Some industry veterans believe fears of a supply chain meltdown are overblown. “I think you can manage this,” says Michael Goldberg, the head of Bain & Co.'s global A&D practice. And Frank Bamford, senior vice president for Business Development and Strategy at GKN Aerospace, says he sees OEMs being more farsighted in their selection of suppliers that can work together to bring a quality product to market faster.

Still, some suppliers question whether the industry is pushing too hard to bring cutting-edge technologies to market before they are ready for large-scale production. Airbus officials acknowledge that one reason behind their decision to delay the two A350 variants is that the company's technical staff, such as composite specialists and design engineers, has been stretched thin, a challenge exacerbated by the launch of the A320NEO development last December.

“There are tremendous competitive pressures on aircraft manufacturers by the airlines to deliver a product that offers new technology at a lower price,” says Eaton's Morton. “We as an industry have to be careful about bowing to that pressure beyond our own capabilities.” Though Eaton has not been responsible for any of the major program delays, the company has redoubled efforts to make sure its technologies are mature before they are included in a product offering.
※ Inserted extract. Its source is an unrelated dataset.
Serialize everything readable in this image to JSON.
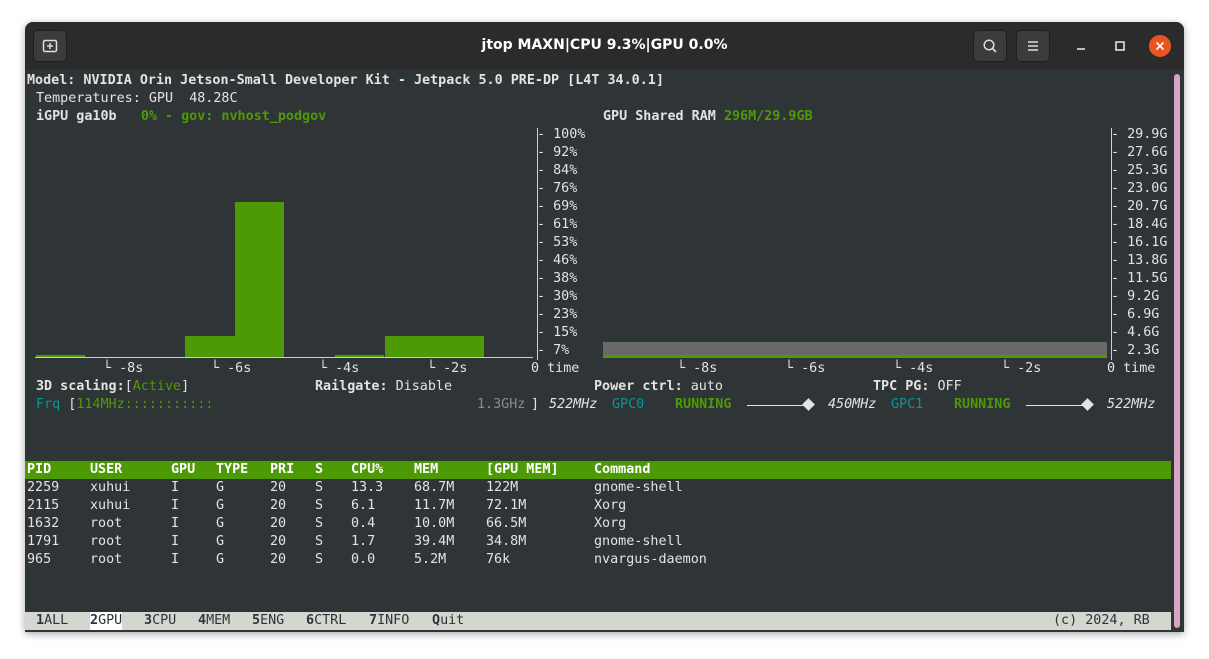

And Goodrich's Larsen acknowledges that there were sighs of relief last month when Airbus delayed the two variants of the A350. “Frankly, it gives the whole supply chain a little respite,” he says. “If you've got too many airplanes [entering production] on top of each other, that's when the supply chain becomes an issue. It's not the number, it's all of them at once” that causes problems.

And then there are companies such as avionics producer Rockwell Collins, which is still recovering from a steep decline in business jet production and eagerly awaiting the production ramp ups at Airbus and Boeing—and the attendant additional revenues and profits.

“All we are saying is, 'Send me in coach,'” says CEO Clay Jones. “Raise that rate as fast as you want to. What's taking you so long?”

With Robert Wall in London.